IB lottery results

Recently the PG had an article about the lottery results for the incoming sci tech student body

Cate Reed responded promptly to our request for similar information about the IB school student body:

Number of applications

Over 470 total applications were received. Of these, 227 were first choice applications. As of January 27, 2009:

237 applications (112 being first-choice) for 150 sixth grade openings.

235 applications (115 being first-choice) for 150 ninth grade openings.


The outreach process and lottery resulted in students being admitted in equal numbers from across the city

9th Grade Geography
[A map was included that shows push pins widely distributed throughout the city.]

6th grade maps are unavailable at this time—they are in the computer specific to foreign language

Race of Admitted Students

Students (Number and percentage) *

Black 169 51%

White 131 39%

Other 32 10%

* Total exceeds 300 because it includes small group of students taken in 7th, 8th and 10th grade.

Socioeconomic Status

Lunch Status of Admitted Students

Free & Reduced Lunch 40%

Regular Lunch 60%

Current School

The outreach process and lottery admitted students from 13 charter and private schools comprising about 12% of admitted students

School and #

Community Day 3

Falk School 7

Holy Rosary 2

New to district, previous school unknown 8

Northside Urban Pathways 1

Pittsburgh Urban Christian 4

Sacred Heart 7

St. Agnes 1

Winchester Thurston 1

Mt. Lebanon Montessori 1

St. Athansius 1

Cyber Charter 1

Urban League 2

Gender Number and Percent

F 179 56%

M 143 44%


Questioner said...

The report from the IB committee shows that in recommending Peabody for the IB program, the committee took into account data showing that "the IB program drew primarily from the East End of the city."

This information that the distribution pattern has changed, apparently due to new and improved marketing efforts, should be considered in evaluating the Peabody recommendation.

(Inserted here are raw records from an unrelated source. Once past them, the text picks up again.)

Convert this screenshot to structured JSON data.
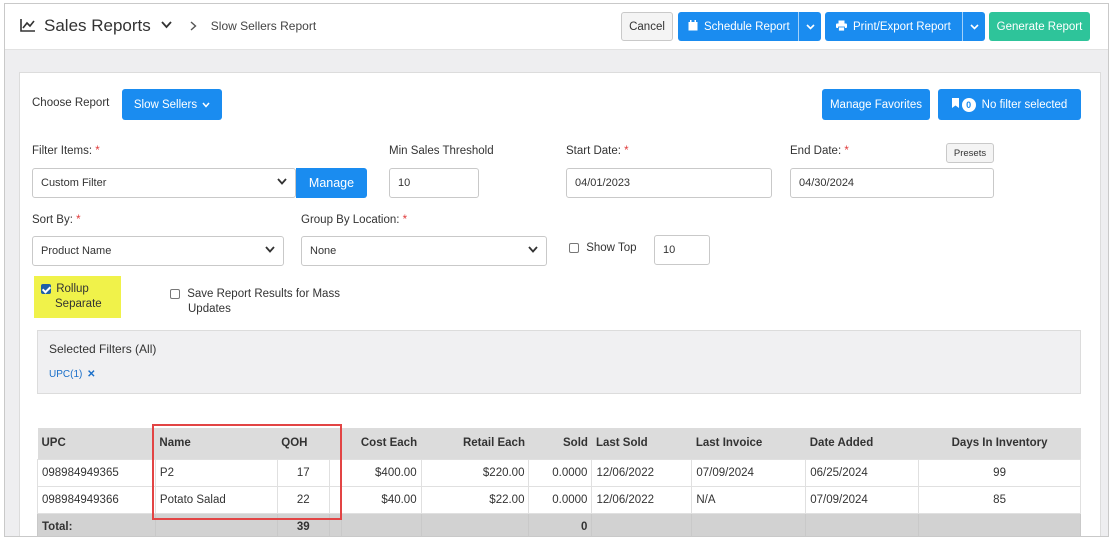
{
  "header": {
    "title": "Sales Reports",
    "subtitle": "Slow Sellers Report",
    "cancel_label": "Cancel",
    "schedule_label": "Schedule Report",
    "print_label": "Print/Export Report",
    "generate_label": "Generate Report"
  },
  "report": {
    "choose_label": "Choose Report",
    "choose_value": "Slow Sellers",
    "manage_favorites_label": "Manage Favorites",
    "filter_count": "0",
    "filter_status": "No filter selected"
  },
  "form": {
    "filter_items_label": "Filter Items:",
    "filter_items_value": "Custom Filter",
    "manage_label": "Manage",
    "min_sales_label": "Min Sales Threshold",
    "min_sales_value": "10",
    "start_date_label": "Start Date:",
    "start_date_value": "04/01/2023",
    "end_date_label": "End Date:",
    "end_date_value": "04/30/2024",
    "presets_label": "Presets",
    "sort_by_label": "Sort By:",
    "sort_by_value": "Product Name",
    "group_by_label": "Group By Location:",
    "group_by_value": "None",
    "show_top_label": "Show Top",
    "show_top_value": "10",
    "rollup_line1": "Rollup",
    "rollup_line2": "Separate",
    "save_results_line1": "Save Report Results for Mass",
    "save_results_line2": "Updates",
    "required_mark": "*"
  },
  "selected_filters": {
    "title": "Selected Filters (All)",
    "tag": "UPC(1)",
    "remove_glyph": "✕"
  },
  "table": {
    "headers": [
      "UPC",
      "Name",
      "QOH",
      "",
      "Cost Each",
      "Retail Each",
      "Sold",
      "Last Sold",
      "Last Invoice",
      "Date Added",
      "Days In Inventory"
    ],
    "rows": [
      [
        "098984949365",
        "P2",
        "17",
        "",
        "$400.00",
        "$220.00",
        "0.0000",
        "12/06/2022",
        "07/09/2024",
        "06/25/2024",
        "99"
      ],
      [
        "098984949366",
        "Potato Salad",
        "22",
        "",
        "$40.00",
        "$22.00",
        "0.0000",
        "12/06/2022",
        "N/A",
        "07/09/2024",
        "85"
      ]
    ],
    "total": [
      "Total:",
      "",
      "39",
      "",
      "",
      "",
      "0",
      "",
      "",
      "",
      ""
    ]
  },
  "colors": {
    "accent": "#1a8cf0",
    "generate": "#2ec49a",
    "highlight": "#f0f24a",
    "annotation": "#e24444"
  },
  "icons": [
    "chart-line-icon",
    "chevron-down-icon",
    "chevron-right-icon",
    "calendar-icon",
    "printer-icon",
    "bookmark-icon",
    "close-icon"
  ]
}
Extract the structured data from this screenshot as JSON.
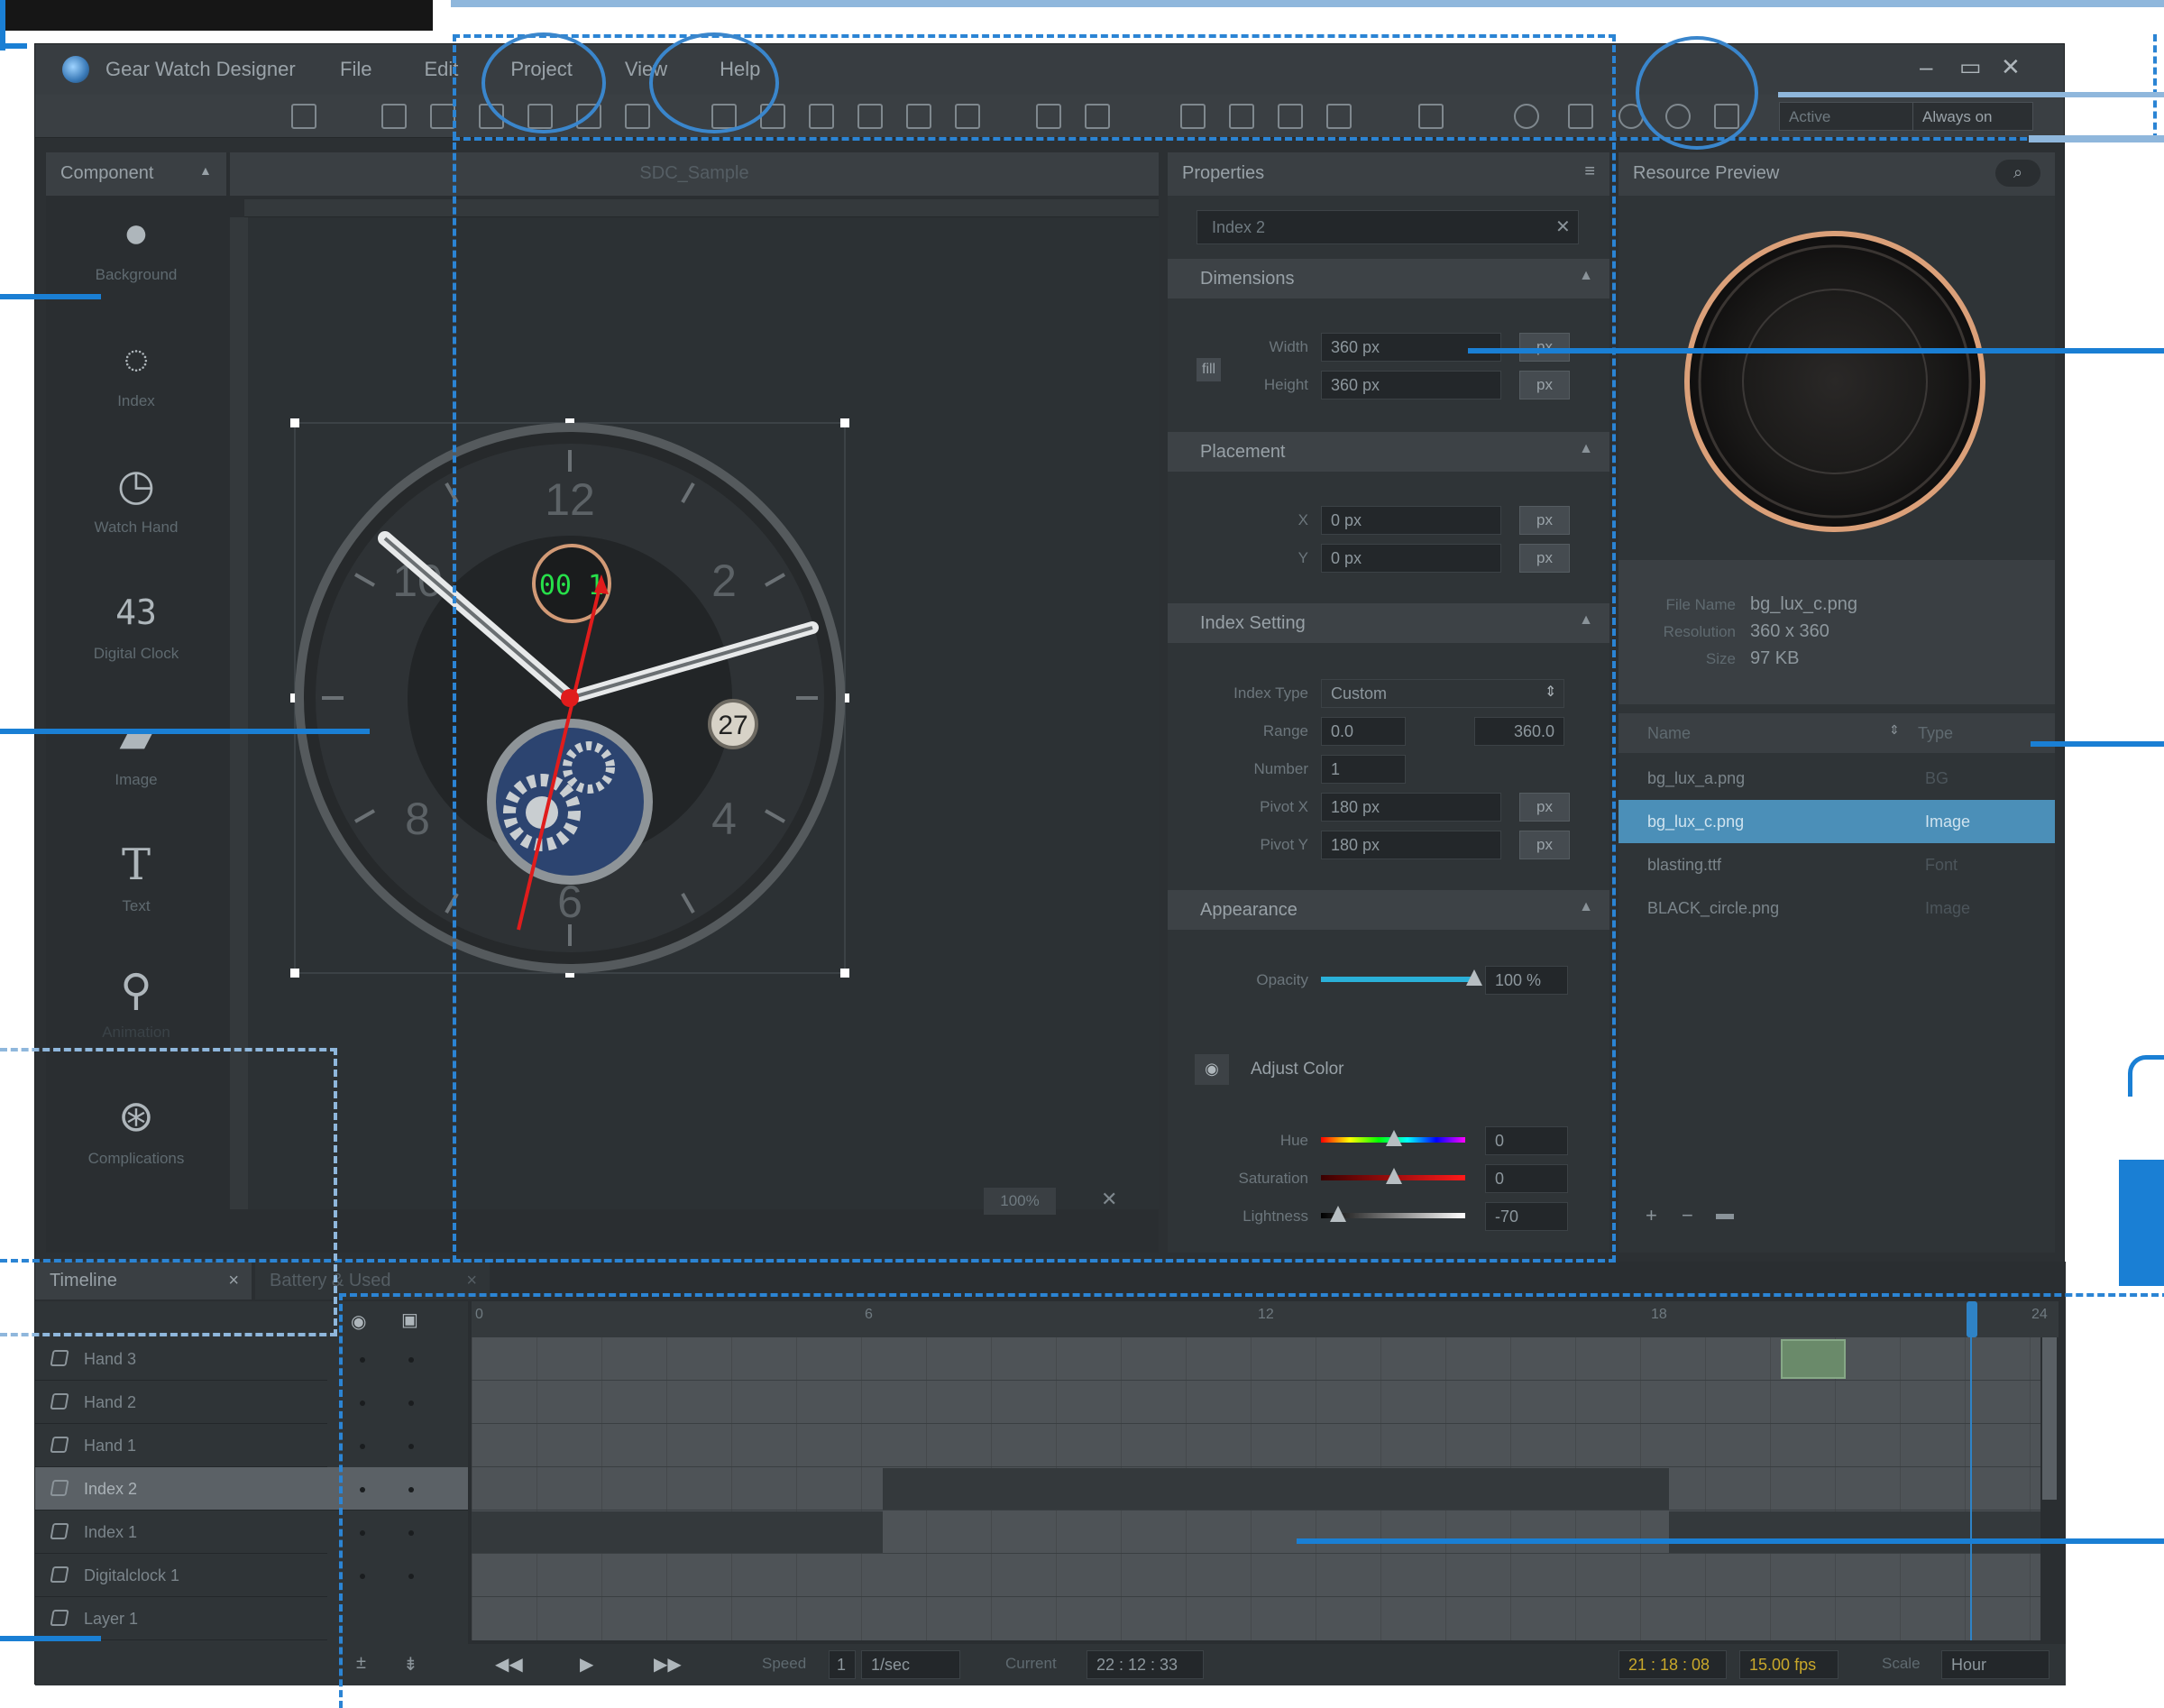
{
  "app": {
    "title": "Gear Watch Designer"
  },
  "menu": [
    "File",
    "Edit",
    "Project",
    "View",
    "Help"
  ],
  "toolbar": {
    "mode_label": "Active",
    "mode_value": "Always on"
  },
  "component_panel": {
    "title": "Component",
    "canvas_tab": "SDC_Sample",
    "items": [
      "Background",
      "Index",
      "Watch Hand",
      "Digital Clock",
      "Image",
      "Text",
      "Animation",
      "Complications"
    ],
    "zoom": "100%"
  },
  "watch": {
    "numerals": [
      "12",
      "2",
      "4",
      "6",
      "8",
      "10"
    ],
    "digital": "00 1",
    "date": "27"
  },
  "properties": {
    "title": "Properties",
    "search_value": "Index 2",
    "dimensions": {
      "title": "Dimensions",
      "width_label": "Width",
      "width_value": "360 px",
      "height_label": "Height",
      "height_value": "360 px",
      "unit": "px",
      "link_label": "fill"
    },
    "placement": {
      "title": "Placement",
      "x_label": "X",
      "x_value": "0 px",
      "y_label": "Y",
      "y_value": "0 px",
      "unit": "px"
    },
    "index_setting": {
      "title": "Index Setting",
      "type_label": "Index Type",
      "type_value": "Custom",
      "range_label": "Range",
      "range_from": "0.0",
      "range_to": "360.0",
      "number_label": "Number",
      "number_value": "1",
      "pivotx_label": "Pivot X",
      "pivotx_value": "180 px",
      "pivoty_label": "Pivot Y",
      "pivoty_value": "180 px",
      "unit": "px"
    },
    "appearance": {
      "title": "Appearance",
      "opacity_label": "Opacity",
      "opacity_value": "100 %",
      "opacity_level": 1.0,
      "adjust_color": "Adjust Color",
      "hue_label": "Hue",
      "hue_value": "0",
      "sat_label": "Saturation",
      "sat_value": "0",
      "light_label": "Lightness",
      "light_value": "-70"
    }
  },
  "resource": {
    "title": "Resource Preview",
    "file_name_label": "File Name",
    "file_name": "bg_lux_c.png",
    "resolution_label": "Resolution",
    "resolution": "360 x 360",
    "size_label": "Size",
    "size": "97 KB",
    "col_name": "Name",
    "col_type": "Type",
    "rows": [
      {
        "name": "bg_lux_a.png",
        "type": "BG"
      },
      {
        "name": "bg_lux_c.png",
        "type": "Image"
      },
      {
        "name": "blasting.ttf",
        "type": "Font"
      },
      {
        "name": "BLACK_circle.png",
        "type": "Image"
      }
    ]
  },
  "timeline": {
    "tab1": "Timeline",
    "tab2": "Battery & Used",
    "ticks": [
      "0",
      "6",
      "12",
      "18",
      "24"
    ],
    "layers": [
      "Hand 3",
      "Hand 2",
      "Hand 1",
      "Index 2",
      "Index 1",
      "Digitalclock 1",
      "Layer 1"
    ],
    "speed_label": "Speed",
    "speed_value": "1",
    "speed_unit": "1/sec",
    "current_label": "Current",
    "current_value": "22 : 12 : 33",
    "clock_value": "21 : 18 : 08",
    "fps_value": "15.00",
    "fps_label": "fps",
    "scale_label": "Scale",
    "scale_value": "Hour"
  },
  "colors": {
    "accent": "#2b84d4",
    "selection": "#4b8fb8",
    "hand": "#e01c1c"
  }
}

A more central location may be most equitable and most likely to ensure that students and families who have expressed interest in the program stay with it.

Anonymous said...

The most equitable location was Schenley High, period. I am still waiting to see just how the school will be sold, how the public relations memo will read and how it will play out. I am sure Andy Sheehan and Joe Smydo will be there to help put a positive spin on all of it.
The East End is the place where some consideration about feeder areas needs to take precedence. Instead, closing schools and amalgamating into one big school seems to be the ideal. And that my friends is the recipe for disaster.